It has been a mystery that how the loggerhead sea turtles migrate several miles in the open ocean, where there are no visual landmarks. But, now researchers seem to have solved this mystery.

Loggerhead turtles navigate their way in the ocean by picking up magnetic cues from the Earth's surface, according to a new research published in Current Biology.

Though several species, including sea turtles, were known to rely on magnetic cues to determine latitude, but it had been believed that those signals had been considered unpromising for determining east-west position (i.e. longitude).

The most difficult part of open-sea navigation is determining longitude or east-west position. It took human navigators centuries to figure out how to determine longitude on their long-distance voyages, said Nathan Putman, lead author of the study, in a statement. This study shows, for the first time, how an animal does this.

The latest findings show that the loggerhead turtles use both the inclination of magnetic field to the Earth as well as the strength of the magnetic field for migrating thousands of miles in the ocean.

Researchers say that near the Equator, the field lines are about parallel to the Earth's surface. As one travels north from the Equator, the field lines grow progressively steeper until they reach the poles, where they are directed straight down into the Earth.

The magnetic field also varies in intensity, being generally strongest near the poles and weakest near the equator. Both parameters appear to vary more reliably from north to south than east to west, leading many researchers to conclude that the magnetic field was useful only for latitudinal information.

Although it is true that an animal capable of detecting only inclination or only intensity would have a hard time determining longitude, loggerhead sea turtles detect both magnetic parameters, Putman said. This means that they can extract more information from the Earth's field than is initially apparent.

This work not only solves a long-standing mystery of animal behavior but may also be useful in sea turtle conservation, Kenneth Lohmann of the University of North Carolina said.
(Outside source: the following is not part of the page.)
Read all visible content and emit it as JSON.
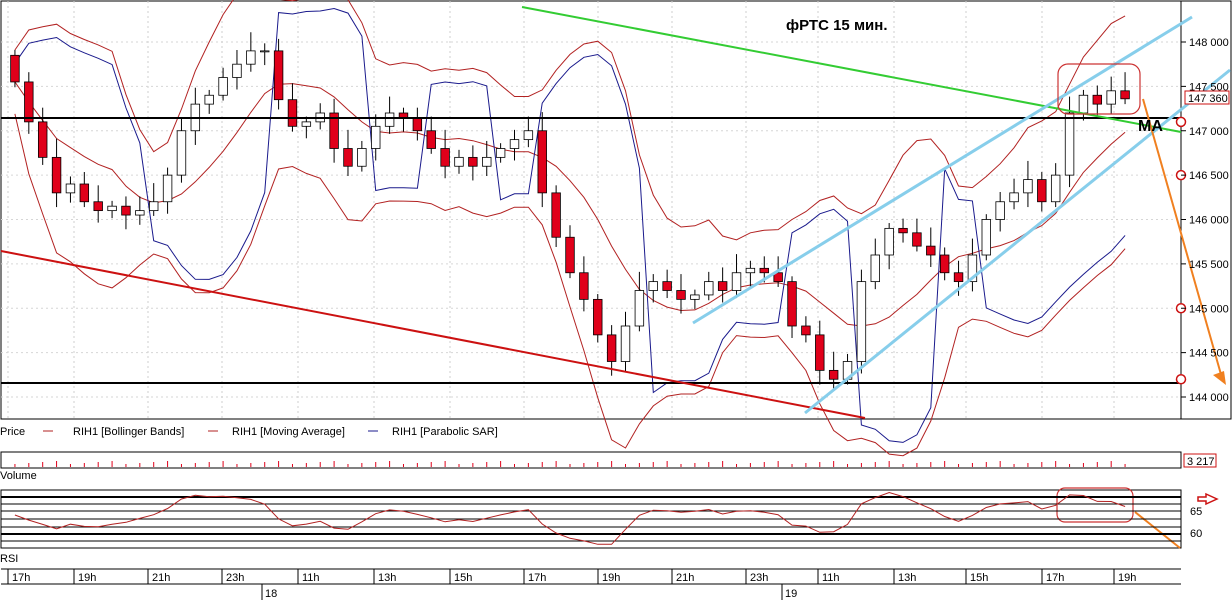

Understanding the sensory cues that turtles rely on to guide their migrations is an important part of safeguarding their environment.

The recent findings may not only have important implications for the turtles, but could also lead to new approaches in the development of navigational technologies, the researchers say.